**Provided records:**

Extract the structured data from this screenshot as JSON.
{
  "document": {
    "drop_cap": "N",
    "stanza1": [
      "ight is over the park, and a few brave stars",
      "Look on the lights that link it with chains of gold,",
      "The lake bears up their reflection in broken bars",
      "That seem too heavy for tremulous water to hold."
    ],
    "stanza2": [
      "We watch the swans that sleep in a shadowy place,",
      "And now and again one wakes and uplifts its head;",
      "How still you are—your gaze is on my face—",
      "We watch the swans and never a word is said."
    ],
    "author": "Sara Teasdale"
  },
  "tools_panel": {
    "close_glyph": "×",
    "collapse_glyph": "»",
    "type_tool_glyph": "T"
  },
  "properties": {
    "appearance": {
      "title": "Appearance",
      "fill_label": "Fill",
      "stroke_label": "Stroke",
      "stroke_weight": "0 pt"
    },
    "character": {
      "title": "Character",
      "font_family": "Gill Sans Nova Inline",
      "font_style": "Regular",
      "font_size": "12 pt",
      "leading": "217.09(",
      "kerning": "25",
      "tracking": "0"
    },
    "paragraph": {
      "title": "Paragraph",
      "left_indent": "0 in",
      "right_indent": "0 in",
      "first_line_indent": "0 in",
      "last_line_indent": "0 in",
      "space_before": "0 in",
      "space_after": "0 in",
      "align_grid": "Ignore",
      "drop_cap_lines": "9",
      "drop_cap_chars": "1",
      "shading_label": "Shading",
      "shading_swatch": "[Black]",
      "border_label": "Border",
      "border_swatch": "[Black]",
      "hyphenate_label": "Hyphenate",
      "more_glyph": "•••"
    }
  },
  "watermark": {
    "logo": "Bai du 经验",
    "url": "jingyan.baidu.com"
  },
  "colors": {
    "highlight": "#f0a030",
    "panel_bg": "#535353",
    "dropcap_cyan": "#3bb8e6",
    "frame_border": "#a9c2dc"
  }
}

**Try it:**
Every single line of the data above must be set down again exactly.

**Task response:**
Extract the structured data from this screenshot as JSON.
{
  "document": {
    "drop_cap": "N",
    "stanza1": [
      "ight is over the park, and a few brave stars",
      "Look on the lights that link it with chains of gold,",
      "The lake bears up their reflection in broken bars",
      "That seem too heavy for tremulous water to hold."
    ],
    "stanza2": [
      "We watch the swans that sleep in a shadowy place,",
      "And now and again one wakes and uplifts its head;",
      "How still you are—your gaze is on my face—",
      "We watch the swans and never a word is said."
    ],
    "author": "Sara Teasdale"
  },
  "tools_panel": {
    "close_glyph": "×",
    "collapse_glyph": "»",
    "type_tool_glyph": "T"
  },
  "properties": {
    "appearance": {
      "title": "Appearance",
      "fill_label": "Fill",
      "stroke_label": "Stroke",
      "stroke_weight": "0 pt"
    },
    "character": {
      "title": "Character",
      "font_family": "Gill Sans Nova Inline",
      "font_style": "Regular",
      "font_size": "12 pt",
      "leading": "217.09(",
      "kerning": "25",
      "tracking": "0"
    },
    "paragraph": {
      "title": "Paragraph",
      "left_indent": "0 in",
      "right_indent": "0 in",
      "first_line_indent": "0 in",
      "last_line_indent": "0 in",
      "space_before": "0 in",
      "space_after": "0 in",
      "align_grid": "Ignore",
      "drop_cap_lines": "9",
      "drop_cap_chars": "1",
      "shading_label": "Shading",
      "shading_swatch": "[Black]",
      "border_label": "Border",
      "border_swatch": "[Black]",
      "hyphenate_label": "Hyphenate",
      "more_glyph": "•••"
    }
  },
  "watermark": {
    "logo": "Bai du 经验",
    "url": "jingyan.baidu.com"
  },
  "colors": {
    "highlight": "#f0a030",
    "panel_bg": "#535353",
    "dropcap_cyan": "#3bb8e6",
    "frame_border": "#a9c2dc"
  }
}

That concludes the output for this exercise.